Gastric cancer involves changes in multiple oncogenes and multiple suppressor genes, and it causes genetic instability. Aberrant expression and amplification of the c-met gene, inactivation of the p53 gene, and CD44 abnormal transcripts are common events of both well differentiated and poorly differentiated gastric cancers. Amplification of the cyclin E gene is also observed in gastric cancer regardless of histologic type. Decreased expression of the pic1 (p21) gene occurs independent of the p53 mutations. In addition, K-ras mutations, c-erbB-2 gene amplification, loss of heterozygosity (LOH) and mutations of the APC gene, LOH of the bcl-2 gene, and LOH at the DCC locus are preferentially associated with well differentiated gastric cancer. Moreover, LOH on chromosome 1q is involved in the progression of well differentiated cancer. Precancerous lesions, including hyperplastic polyp, intestinal metaplasia, and adenoma, share genetic changes found in well differentiated cancers. Conversely, genetic instability may be involved in the first step of stomach carcinogenesis of the poorly differentiated type. Reduction or loss of cadherin and catenins, K-sam gene amplification, and c-met gene amplification are necessary for the development and progression of poorly differentiated or scirrhous carcinoma. Interaction between cell-adhesion molecules in the c-met expressed tumor cells and hepatocyte growth factor from stromal cells is implicated in the morphogenesis of two types of gastric cancer.(ABSTRACT TRUNCATED AT 250 WORDS)

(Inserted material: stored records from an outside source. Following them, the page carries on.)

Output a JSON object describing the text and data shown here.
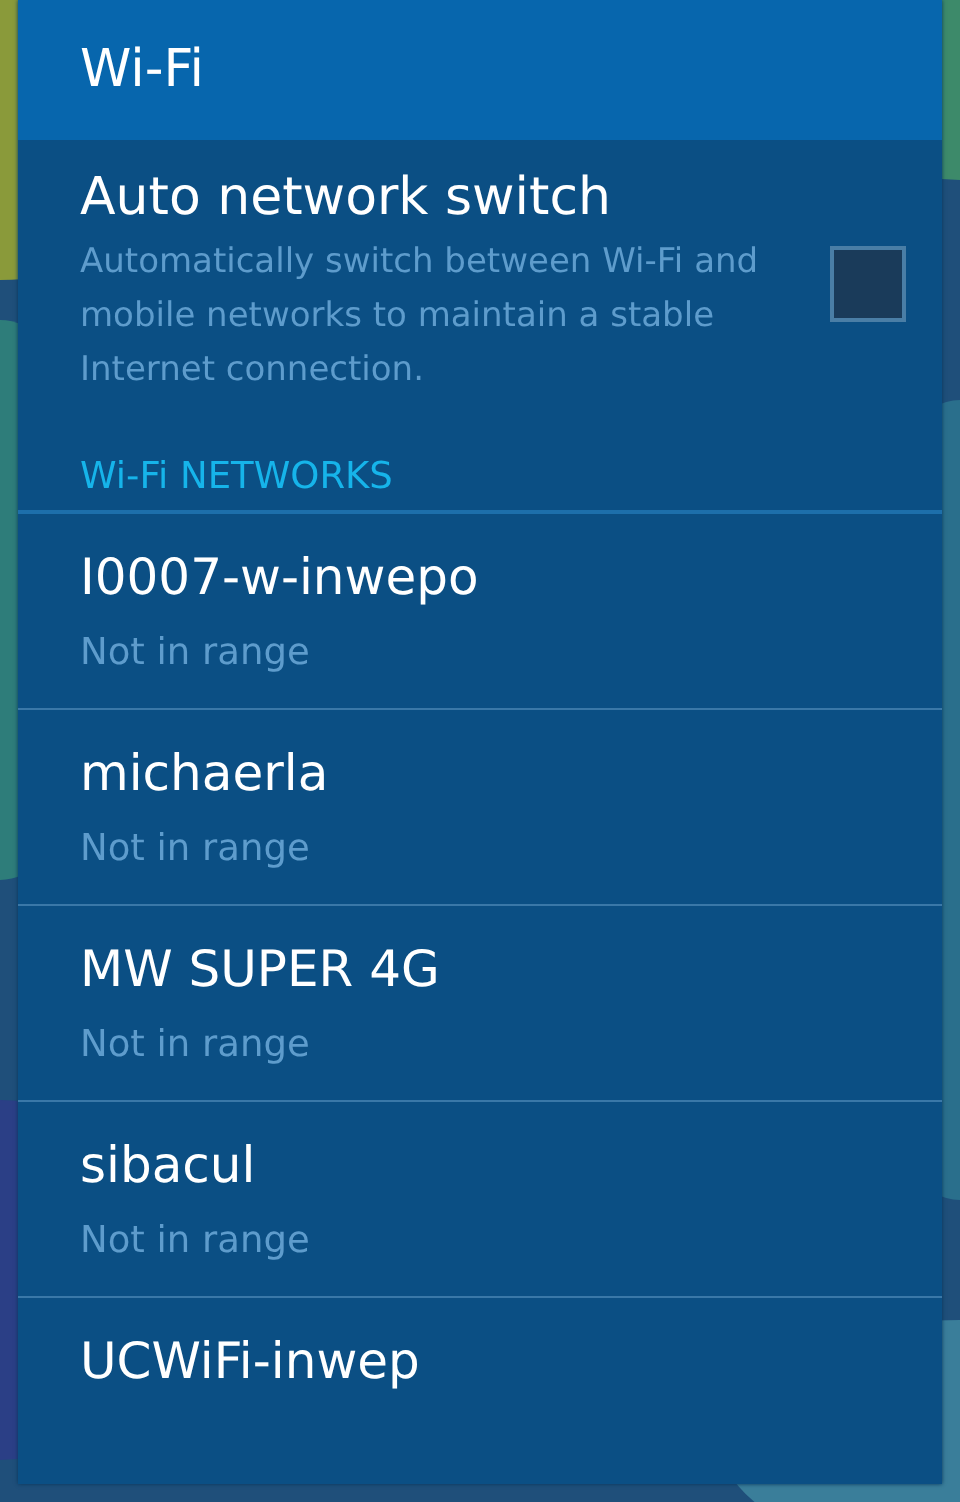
{
  "dialog": {
    "title": "Wi-Fi"
  },
  "auto_switch": {
    "title": "Auto network switch",
    "description": "Automatically switch between Wi-Fi and mobile networks to maintain a stable Internet connection.",
    "checked": false
  },
  "section": {
    "title": "Wi-Fi NETWORKS"
  },
  "networks": [
    {
      "name": "I0007-w-inwepo",
      "status": "Not in range"
    },
    {
      "name": "michaerla",
      "status": "Not in range"
    },
    {
      "name": "MW SUPER 4G",
      "status": "Not in range"
    },
    {
      "name": "sibacul",
      "status": "Not in range"
    },
    {
      "name": "UCWiFi-inwep"
    }
  ]
}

Publication types

  • Review

MeSH terms

  • Adenocarcinoma / genetics
  • Cell Adhesion Molecules / genetics
  • Cytokines / genetics
  • Genes, p53
  • Growth Substances / genetics
  • Humans
  • Mutation
  • Proto-Oncogenes
  • Receptor Protein-Tyrosine Kinases / genetics
  • Stomach Neoplasms / genetics*


  • Cell Adhesion Molecules
  • Cytokines
  • Growth Substances
  • Receptor Protein-Tyrosine Kinases